■ Exercise goal ■
Your answer should consist of each line below that contains the string "watermark".

(Component data from apps and pages)
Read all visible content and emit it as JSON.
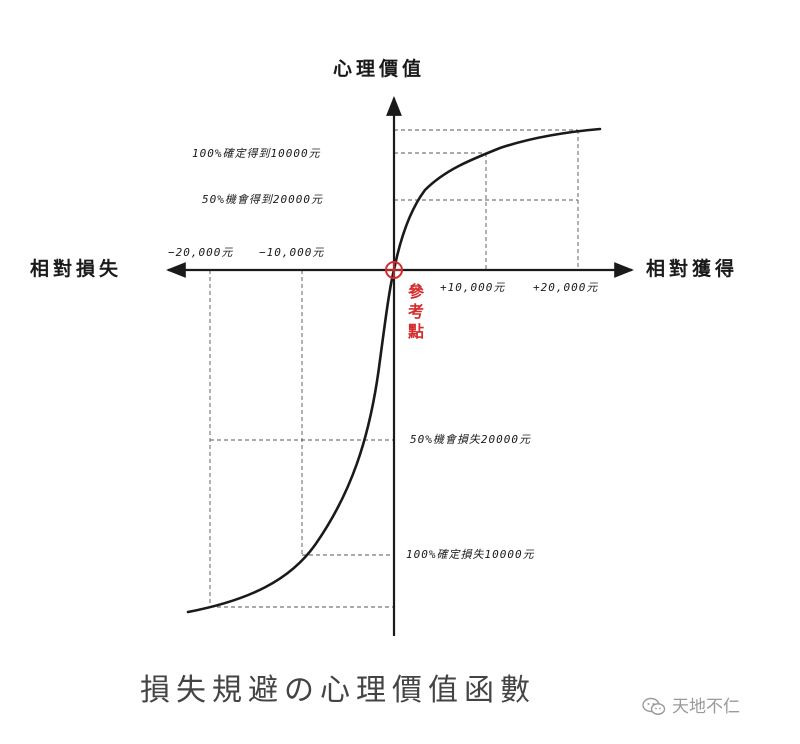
{
  "colors": {
    "ink": "#1a1a1a",
    "accent": "#d42c2c",
    "caption": "#444444",
    "watermark": "#9a9a9a",
    "background": "#ffffff"
  },
  "axes": {
    "y_label": "心理價值",
    "x_right_label": "相對獲得",
    "x_left_label": "相對損失"
  },
  "ticks": {
    "neg20000": "−20,000元",
    "neg10000": "−10,000元",
    "pos10000": "+10,000元",
    "pos20000": "+20,000元"
  },
  "annotations": {
    "gain_certain": "100%確定得到10000元",
    "gain_gamble": "50%機會得到20000元",
    "loss_gamble": "50%機會損失20000元",
    "loss_certain": "100%確定損失10000元"
  },
  "reference_point": {
    "label": "參考點"
  },
  "caption": "損失規避の心理價值函數",
  "watermark": {
    "text": "天地不仁",
    "icon": "wechat-icon"
  }
}
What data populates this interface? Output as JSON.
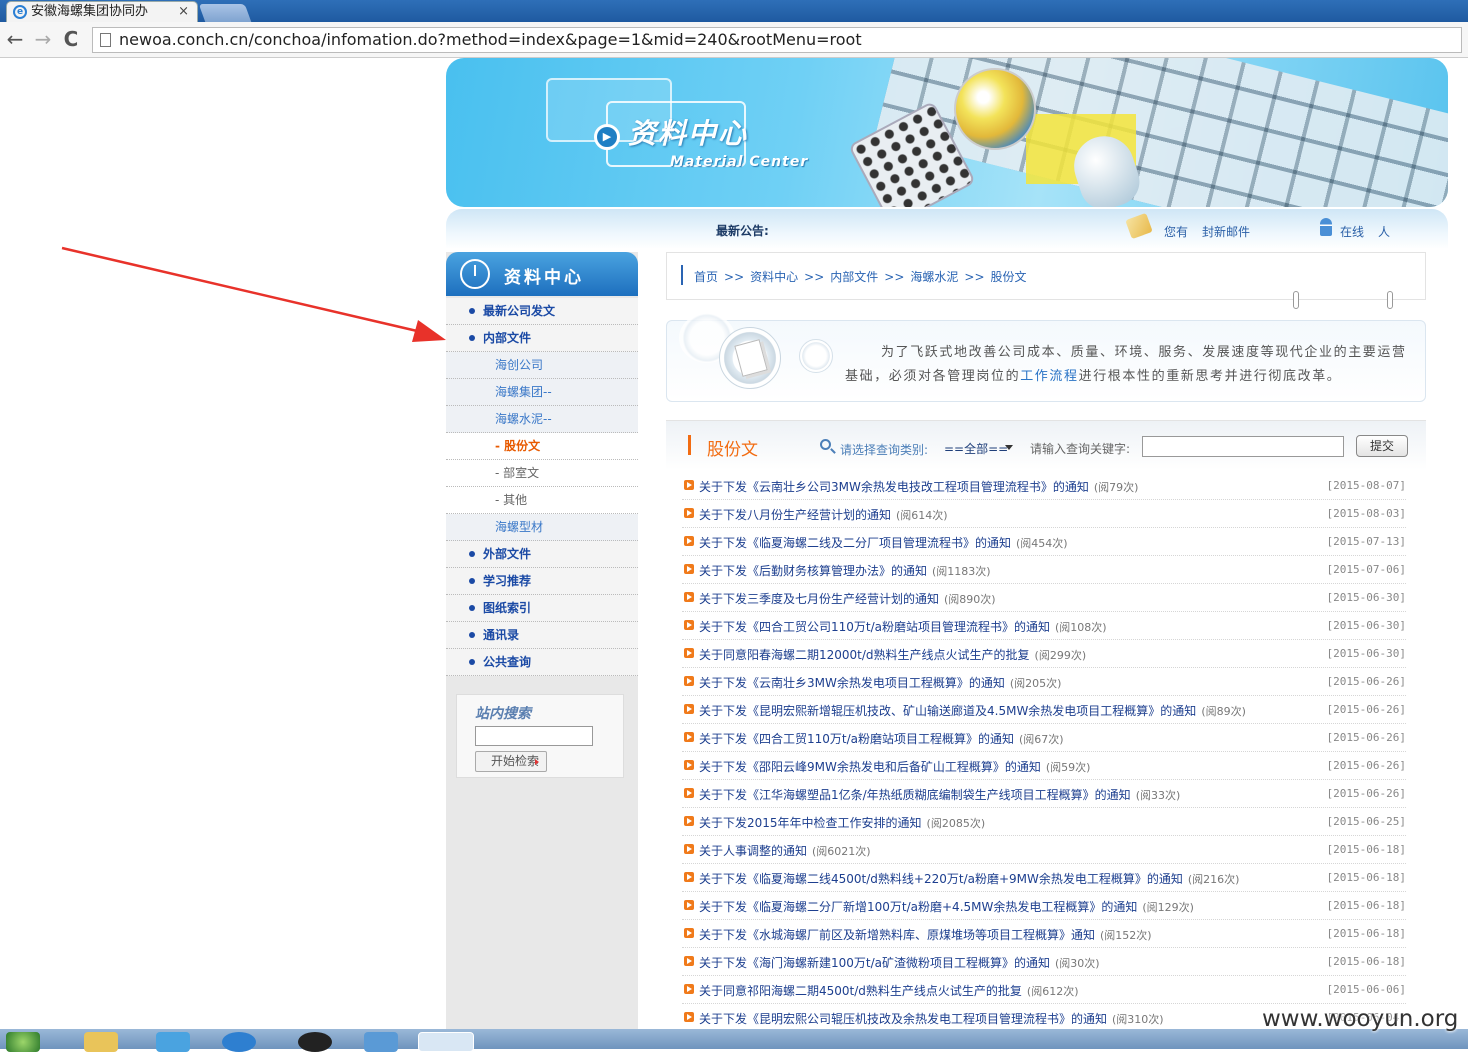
{
  "browser": {
    "tab_title": "安徽海螺集团协同办",
    "tab_close": "×",
    "url": "newoa.conch.cn/conchoa/infomation.do?method=index&page=1&mid=240&rootMenu=root",
    "back": "←",
    "forward": "→",
    "reload": "C"
  },
  "banner": {
    "title": "资料中心",
    "subtitle": "Material Center"
  },
  "noticebar": {
    "notice_label": "最新公告:",
    "mail_prefix": "您有",
    "mail_text": "封新邮件",
    "online_label": "在线",
    "online_unit": "人"
  },
  "sidebar": {
    "title": "资料中心",
    "items": [
      {
        "label": "最新公司发文",
        "level": 1
      },
      {
        "label": "内部文件",
        "level": 1
      },
      {
        "label": "海创公司",
        "level": 2
      },
      {
        "label": "海螺集团--",
        "level": 2
      },
      {
        "label": "海螺水泥--",
        "level": 2
      },
      {
        "label": "- 股份文",
        "level": 3,
        "active": true
      },
      {
        "label": "- 部室文",
        "level": 3
      },
      {
        "label": "- 其他",
        "level": 3
      },
      {
        "label": "海螺型材",
        "level": 2
      },
      {
        "label": "外部文件",
        "level": 1
      },
      {
        "label": "学习推荐",
        "level": 1
      },
      {
        "label": "图纸索引",
        "level": 1
      },
      {
        "label": "通讯录",
        "level": 1
      },
      {
        "label": "公共查询",
        "level": 1
      }
    ],
    "search": {
      "title": "站内搜索",
      "input_value": "",
      "button": "开始检索"
    }
  },
  "breadcrumb": [
    "首页",
    "资料中心",
    "内部文件",
    "海螺水泥",
    "股份文"
  ],
  "breadcrumb_sep": ">>",
  "intro": {
    "before_link": "为了飞跃式地改善公司成本、质量、环境、服务、发展速度等现代企业的主要运营基础，必须对各管理岗位的",
    "link": "工作流程",
    "after_link": "进行根本性的重新思考并进行彻底改革。"
  },
  "list": {
    "title": "股份文",
    "category_label": "请选择查询类别:",
    "category_value": "==全部==",
    "keyword_label": "请输入查询关键字:",
    "keyword_value": "",
    "submit": "提交",
    "rows": [
      {
        "title": "关于下发《云南壮乡公司3MW余热发电技改工程项目管理流程书》的通知",
        "views": "(阅79次)",
        "date": "[2015-08-07]"
      },
      {
        "title": "关于下发八月份生产经营计划的通知",
        "views": "(阅614次)",
        "date": "[2015-08-03]"
      },
      {
        "title": "关于下发《临夏海螺二线及二分厂项目管理流程书》的通知",
        "views": "(阅454次)",
        "date": "[2015-07-13]"
      },
      {
        "title": "关于下发《后勤财务核算管理办法》的通知",
        "views": "(阅1183次)",
        "date": "[2015-07-06]"
      },
      {
        "title": "关于下发三季度及七月份生产经营计划的通知",
        "views": "(阅890次)",
        "date": "[2015-06-30]"
      },
      {
        "title": "关于下发《四合工贸公司110万t/a粉磨站项目管理流程书》的通知",
        "views": "(阅108次)",
        "date": "[2015-06-30]"
      },
      {
        "title": "关于同意阳春海螺二期12000t/d熟料生产线点火试生产的批复",
        "views": "(阅299次)",
        "date": "[2015-06-30]"
      },
      {
        "title": "关于下发《云南壮乡3MW余热发电项目工程概算》的通知",
        "views": "(阅205次)",
        "date": "[2015-06-26]"
      },
      {
        "title": "关于下发《昆明宏熙新增辊压机技改、矿山输送廊道及4.5MW余热发电项目工程概算》的通知",
        "views": "(阅89次)",
        "date": "[2015-06-26]"
      },
      {
        "title": "关于下发《四合工贸110万t/a粉磨站项目工程概算》的通知",
        "views": "(阅67次)",
        "date": "[2015-06-26]"
      },
      {
        "title": "关于下发《邵阳云峰9MW余热发电和后备矿山工程概算》的通知",
        "views": "(阅59次)",
        "date": "[2015-06-26]"
      },
      {
        "title": "关于下发《江华海螺塑品1亿条/年热纸质糊底编制袋生产线项目工程概算》的通知",
        "views": "(阅33次)",
        "date": "[2015-06-26]"
      },
      {
        "title": "关于下发2015年年中检查工作安排的通知",
        "views": "(阅2085次)",
        "date": "[2015-06-25]"
      },
      {
        "title": "关于人事调整的通知",
        "views": "(阅6021次)",
        "date": "[2015-06-18]"
      },
      {
        "title": "关于下发《临夏海螺二线4500t/d熟料线+220万t/a粉磨+9MW余热发电工程概算》的通知",
        "views": "(阅216次)",
        "date": "[2015-06-18]"
      },
      {
        "title": "关于下发《临夏海螺二分厂新增100万t/a粉磨+4.5MW余热发电工程概算》的通知",
        "views": "(阅129次)",
        "date": "[2015-06-18]"
      },
      {
        "title": "关于下发《水城海螺厂前区及新增熟料库、原煤堆场等项目工程概算》通知",
        "views": "(阅152次)",
        "date": "[2015-06-18]"
      },
      {
        "title": "关于下发《海门海螺新建100万t/a矿渣微粉项目工程概算》的通知",
        "views": "(阅30次)",
        "date": "[2015-06-18]"
      },
      {
        "title": "关于同意祁阳海螺二期4500t/d熟料生产线点火试生产的批复",
        "views": "(阅612次)",
        "date": "[2015-06-06]"
      },
      {
        "title": "关于下发《昆明宏熙公司辊压机技改及余热发电工程项目管理流程书》的通知",
        "views": "(阅310次)",
        "date": "[2015-06-04]"
      }
    ]
  },
  "watermark": "www.wooyun.org",
  "colors": {
    "accent_blue": "#1d6fbe",
    "accent_orange": "#f26c12",
    "annotation_arrow": "#e8322a"
  }
}
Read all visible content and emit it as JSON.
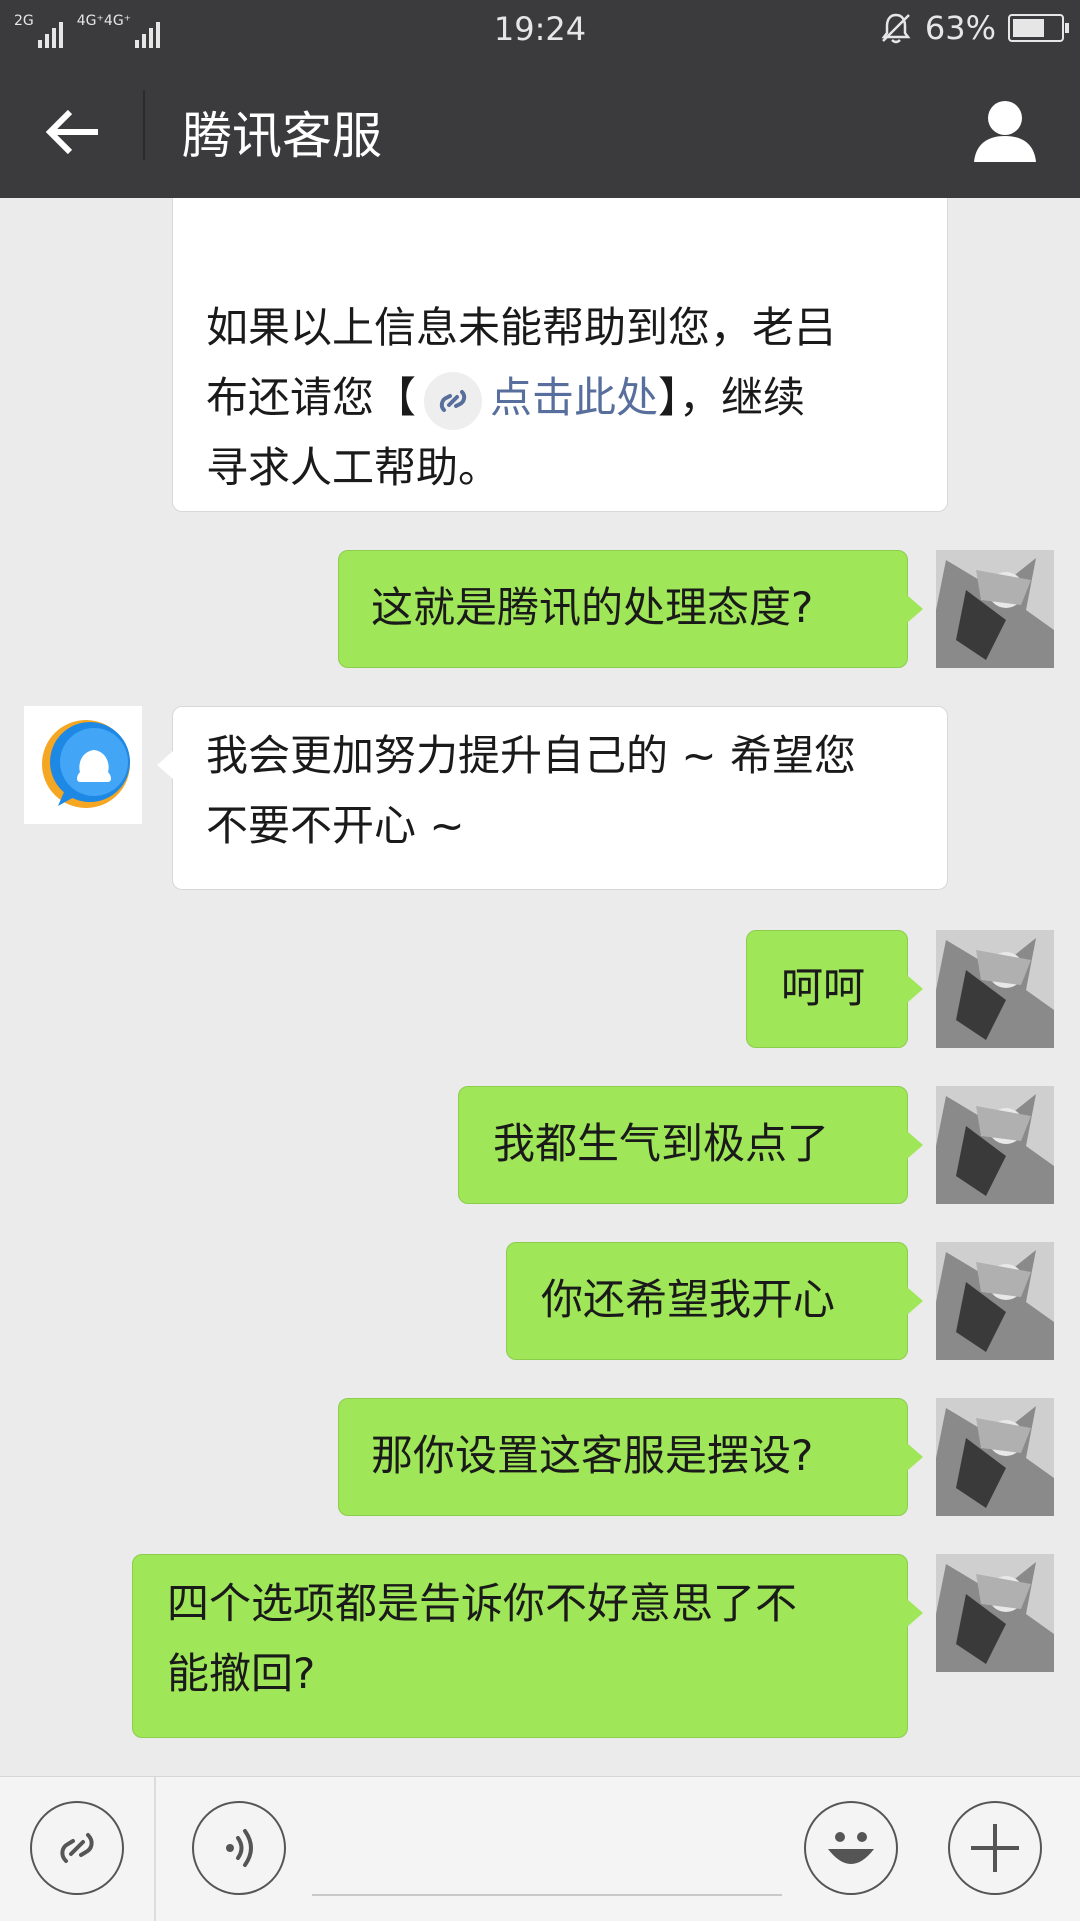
{
  "status_bar": {
    "sim1_label": "2G",
    "sim2_label": "4G⁺4G⁺",
    "time": "19:24",
    "battery_percent": "63%",
    "battery_level": 0.63
  },
  "header": {
    "title": "腾讯客服"
  },
  "messages": [
    {
      "sender": "agent",
      "lines": [
        "如果以上信息未能帮助到您，老吕",
        "还请您【",
        "点击此处",
        "】，继续",
        "寻求人工帮助。"
      ],
      "line2_prefix": "布还请您【",
      "link_text": "点击此处",
      "line2_suffix": "】，继续"
    },
    {
      "sender": "user",
      "text": "这就是腾讯的处理态度?"
    },
    {
      "sender": "agent",
      "line1": "我会更加努力提升自己的 ~ 希望您",
      "line2": "不要不开心 ~"
    },
    {
      "sender": "user",
      "text": "呵呵"
    },
    {
      "sender": "user",
      "text": "我都生气到极点了"
    },
    {
      "sender": "user",
      "text": "你还希望我开心"
    },
    {
      "sender": "user",
      "text": "那你设置这客服是摆设?"
    },
    {
      "sender": "user",
      "line1": "四个选项都是告诉你不好意思了不",
      "line2": "能撤回?"
    }
  ],
  "first_message": {
    "line1": "如果以上信息未能帮助到您，老吕",
    "line2_prefix": "布还请您【",
    "link_text": "点击此处",
    "line2_suffix": "】，继续",
    "line3": "寻求人工帮助。"
  },
  "colors": {
    "header_bg": "#3b3b3d",
    "chat_bg": "#ebebeb",
    "user_bubble": "#9fe658",
    "agent_bubble": "#ffffff",
    "link": "#586e9c"
  },
  "icons": [
    "back-arrow-icon",
    "profile-icon",
    "link-icon",
    "voice-icon",
    "emoji-icon",
    "plus-icon",
    "qq-logo-icon"
  ]
}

■ Reply to the exercise ■
    "watermark": "#9a9a9a",
  "watermark": {
  "watermark": "www.wooyun.org",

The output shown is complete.